= Dataset rows describing interfaces =

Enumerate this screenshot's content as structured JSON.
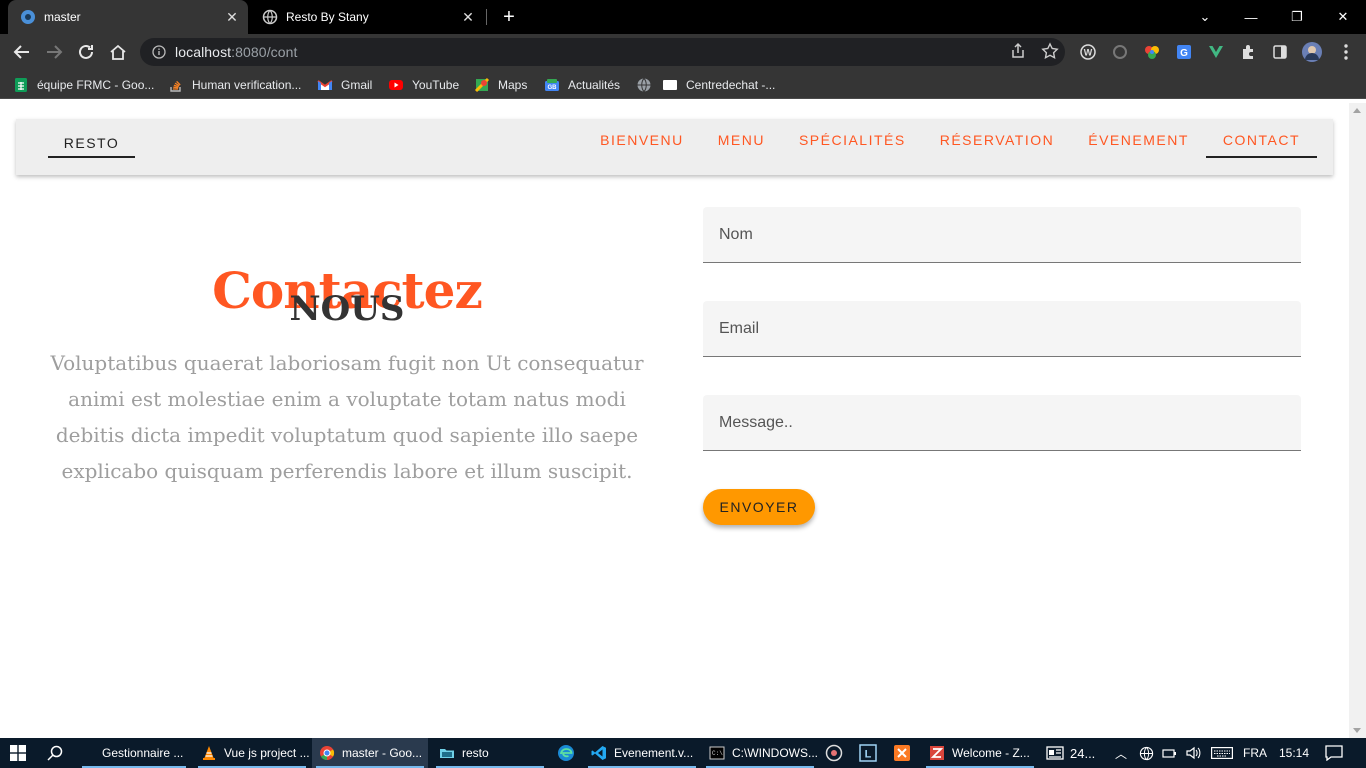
{
  "browser": {
    "tabs": [
      {
        "title": "master",
        "active": true
      },
      {
        "title": "Resto By Stany",
        "active": false
      }
    ],
    "url_host": "localhost",
    "url_path": ":8080/cont",
    "bookmarks": [
      {
        "label": "équipe FRMC - Goo...",
        "icon": "google-sheets-icon",
        "color": "#0f9d58"
      },
      {
        "label": "Human verification...",
        "icon": "stackoverflow-icon",
        "color": "#f48024"
      },
      {
        "label": "Gmail",
        "icon": "gmail-icon",
        "color": "#ea4335"
      },
      {
        "label": "YouTube",
        "icon": "youtube-icon",
        "color": "#ff0000"
      },
      {
        "label": "Maps",
        "icon": "maps-icon",
        "color": "#34a853"
      },
      {
        "label": "Actualités",
        "icon": "news-icon",
        "color": "#4285f4"
      },
      {
        "label": "",
        "icon": "globe-icon",
        "color": "#9aa0a6"
      },
      {
        "label": "Centredechat -...",
        "icon": "page-icon",
        "color": "#ffffff"
      }
    ]
  },
  "site": {
    "brand": "RESTO",
    "nav": [
      {
        "label": "BIENVENU",
        "active": false
      },
      {
        "label": "MENU",
        "active": false
      },
      {
        "label": "SPÉCIALITÉS",
        "active": false
      },
      {
        "label": "RÉSERVATION",
        "active": false
      },
      {
        "label": "ÉVENEMENT",
        "active": false
      },
      {
        "label": "CONTACT",
        "active": true
      }
    ],
    "hero": {
      "title": "Contactez",
      "subtitle": "NOUS",
      "text": "Voluptatibus quaerat laboriosam fugit non Ut consequatur animi est molestiae enim a voluptate totam natus modi debitis dicta impedit voluptatum quod sapiente illo saepe explicabo quisquam perferendis labore et illum suscipit."
    },
    "form": {
      "name_placeholder": "Nom",
      "email_placeholder": "Email",
      "message_placeholder": "Message..",
      "submit_label": "ENVOYER"
    },
    "colors": {
      "accent": "#ff5722",
      "button": "#ff9800",
      "muted": "#9e9e9e"
    }
  },
  "taskbar": {
    "items": [
      {
        "label": "Gestionnaire ...",
        "icon": "task-manager-icon"
      },
      {
        "label": "Vue js project ...",
        "icon": "vlc-icon"
      },
      {
        "label": "master - Goo...",
        "icon": "chrome-icon"
      },
      {
        "label": "resto",
        "icon": "folder-icon"
      },
      {
        "label": "Evenement.v...",
        "icon": "vscode-icon"
      },
      {
        "label": "C:\\WINDOWS...",
        "icon": "cmd-icon"
      },
      {
        "label": "Welcome - Z...",
        "icon": "zend-icon"
      }
    ],
    "weather": "24...",
    "language": "FRA",
    "time": "15:14"
  }
}
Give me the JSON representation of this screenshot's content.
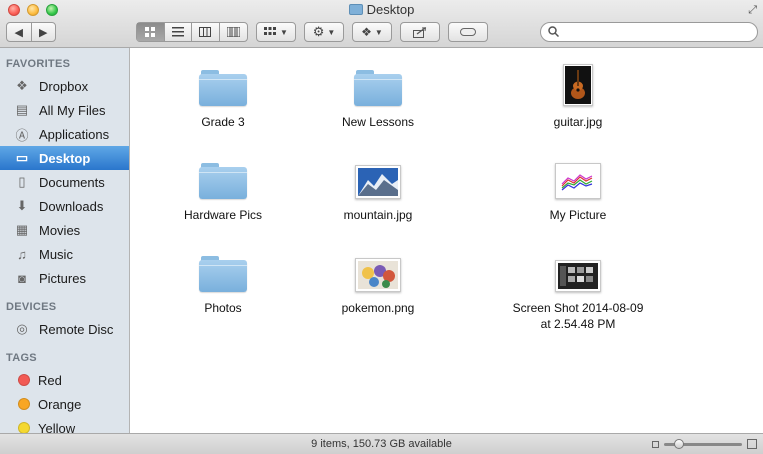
{
  "window": {
    "title": "Desktop"
  },
  "toolbar": {
    "back": "◀",
    "forward": "▶",
    "view_icon": "view-icons",
    "view_list": "view-list",
    "view_columns": "view-columns",
    "view_coverflow": "view-coverflow",
    "arrange": "arrange-menu",
    "action": "action-menu",
    "dropbox": "dropbox-menu",
    "share": "share-button",
    "tags": "tags-button",
    "search_placeholder": ""
  },
  "sidebar": {
    "favorites_header": "FAVORITES",
    "favorites": [
      {
        "label": "Dropbox",
        "icon": "dropbox-icon",
        "glyph": "❖"
      },
      {
        "label": "All My Files",
        "icon": "all-files-icon",
        "glyph": "▤"
      },
      {
        "label": "Applications",
        "icon": "applications-icon",
        "glyph": "Ⓐ"
      },
      {
        "label": "Desktop",
        "icon": "desktop-icon",
        "glyph": "▭",
        "selected": true
      },
      {
        "label": "Documents",
        "icon": "documents-icon",
        "glyph": "▯"
      },
      {
        "label": "Downloads",
        "icon": "downloads-icon",
        "glyph": "⬇"
      },
      {
        "label": "Movies",
        "icon": "movies-icon",
        "glyph": "▦"
      },
      {
        "label": "Music",
        "icon": "music-icon",
        "glyph": "♫"
      },
      {
        "label": "Pictures",
        "icon": "pictures-icon",
        "glyph": "◙"
      }
    ],
    "devices_header": "DEVICES",
    "devices": [
      {
        "label": "Remote Disc",
        "icon": "disc-icon",
        "glyph": "◎"
      }
    ],
    "tags_header": "TAGS",
    "tags": [
      {
        "label": "Red",
        "color": "#f25a54"
      },
      {
        "label": "Orange",
        "color": "#f8a623"
      },
      {
        "label": "Yellow",
        "color": "#f4d830"
      }
    ]
  },
  "files": [
    {
      "name": "Grade 3",
      "kind": "folder"
    },
    {
      "name": "New Lessons",
      "kind": "folder"
    },
    {
      "name": "guitar.jpg",
      "kind": "image-guitar"
    },
    {
      "name": "Hardware Pics",
      "kind": "folder"
    },
    {
      "name": "mountain.jpg",
      "kind": "image-mountain"
    },
    {
      "name": "My Picture",
      "kind": "image-chart"
    },
    {
      "name": "Photos",
      "kind": "folder"
    },
    {
      "name": "pokemon.png",
      "kind": "image-pokemon"
    },
    {
      "name": "Screen Shot 2014-08-09\nat 2.54.48 PM",
      "kind": "image-screenshot"
    }
  ],
  "status": {
    "text": "9 items, 150.73 GB available"
  }
}
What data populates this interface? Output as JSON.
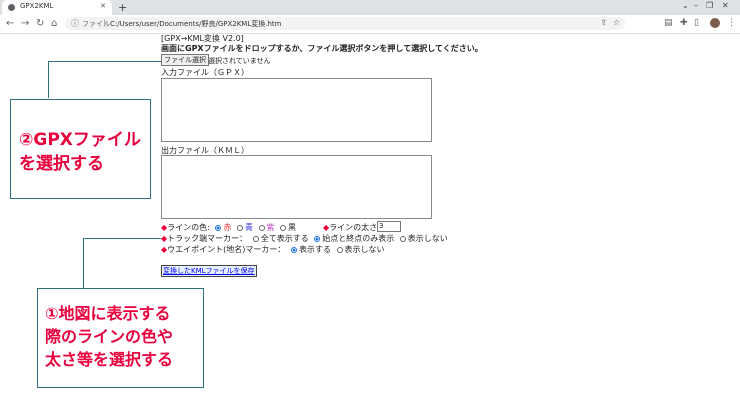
{
  "browser": {
    "tab_title": "GPX2KML",
    "new_tab_glyph": "+",
    "url_prefix": "ファイル",
    "url": "C:/Users/user/Documents/野良/GPX2KML変換.htm"
  },
  "page": {
    "title": "[GPX→KML変換 V2.0]",
    "instruction": "画面にGPXファイルをドロップするか、ファイル選択ボタンを押して選択してください。",
    "file_button": "ファイル選択",
    "no_file": "選択されていません",
    "input_label": "入力ファイル（ＧＰＸ）",
    "output_label": "出力ファイル（ＫＭＬ）",
    "marker": "◆",
    "line_color": {
      "label": "ラインの色:",
      "options": [
        "赤",
        "青",
        "紫",
        "黒"
      ],
      "selected": "赤"
    },
    "line_width": {
      "label": "ラインの太さ:",
      "value": "3"
    },
    "track_marker": {
      "label": "トラック端マーカー：",
      "options": [
        "全て表示する",
        "始点と終点のみ表示",
        "表示しない"
      ],
      "selected": "始点と終点のみ表示"
    },
    "waypoint_marker": {
      "label": "ウエイポイント(地名)マーカー：",
      "options": [
        "表示する",
        "表示しない"
      ],
      "selected": "表示する"
    },
    "save_button": "変換したKMLファイルを保存"
  },
  "annotations": {
    "callout2_line1": "②GPXファイル",
    "callout2_line2": "を選択する",
    "callout1_line1": "①地図に表示する",
    "callout1_line2": "際のラインの色や",
    "callout1_line3": "太さ等を選択する"
  },
  "colors": {
    "annotation_text": "#e8003d",
    "annotation_border": "#2f6f80",
    "radio_selected": "#1a73e8"
  }
}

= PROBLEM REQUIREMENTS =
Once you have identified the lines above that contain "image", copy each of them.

= REPLY =
      "kind": "image-guitar"
      "kind": "image-mountain"
      "kind": "image-chart"
      "kind": "image-pokemon"
      "kind": "image-screenshot"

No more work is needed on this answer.